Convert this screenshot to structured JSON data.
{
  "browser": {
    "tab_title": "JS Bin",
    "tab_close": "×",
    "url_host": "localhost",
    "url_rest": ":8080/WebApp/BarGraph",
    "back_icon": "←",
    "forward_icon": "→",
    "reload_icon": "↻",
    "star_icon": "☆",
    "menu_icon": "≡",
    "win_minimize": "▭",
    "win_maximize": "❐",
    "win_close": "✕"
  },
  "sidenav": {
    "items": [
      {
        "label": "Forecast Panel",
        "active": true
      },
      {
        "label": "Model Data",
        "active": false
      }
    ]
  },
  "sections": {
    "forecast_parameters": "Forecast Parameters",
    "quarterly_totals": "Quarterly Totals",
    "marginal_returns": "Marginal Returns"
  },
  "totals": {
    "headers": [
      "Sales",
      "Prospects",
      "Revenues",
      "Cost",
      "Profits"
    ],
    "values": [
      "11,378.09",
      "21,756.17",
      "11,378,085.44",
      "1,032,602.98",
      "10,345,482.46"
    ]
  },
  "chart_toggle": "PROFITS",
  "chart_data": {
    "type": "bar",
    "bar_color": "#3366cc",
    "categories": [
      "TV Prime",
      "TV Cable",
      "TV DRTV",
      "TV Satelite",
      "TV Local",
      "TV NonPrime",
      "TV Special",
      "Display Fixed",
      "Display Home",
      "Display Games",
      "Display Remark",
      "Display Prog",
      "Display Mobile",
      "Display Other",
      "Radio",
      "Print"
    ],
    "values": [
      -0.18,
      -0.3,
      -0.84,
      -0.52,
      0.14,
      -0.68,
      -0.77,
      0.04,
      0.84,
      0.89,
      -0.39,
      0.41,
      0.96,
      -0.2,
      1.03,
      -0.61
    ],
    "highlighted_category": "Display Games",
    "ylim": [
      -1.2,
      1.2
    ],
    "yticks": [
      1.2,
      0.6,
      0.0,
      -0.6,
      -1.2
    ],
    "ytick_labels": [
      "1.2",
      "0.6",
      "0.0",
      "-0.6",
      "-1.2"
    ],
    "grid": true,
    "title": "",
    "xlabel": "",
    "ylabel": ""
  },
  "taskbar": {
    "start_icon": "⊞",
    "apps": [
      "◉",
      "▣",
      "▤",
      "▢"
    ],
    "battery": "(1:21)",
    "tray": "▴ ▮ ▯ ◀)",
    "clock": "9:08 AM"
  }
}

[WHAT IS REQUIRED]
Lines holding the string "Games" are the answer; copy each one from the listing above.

[EXPECTED ANSWER]
      "Display Games",
    "highlighted_category": "Display Games",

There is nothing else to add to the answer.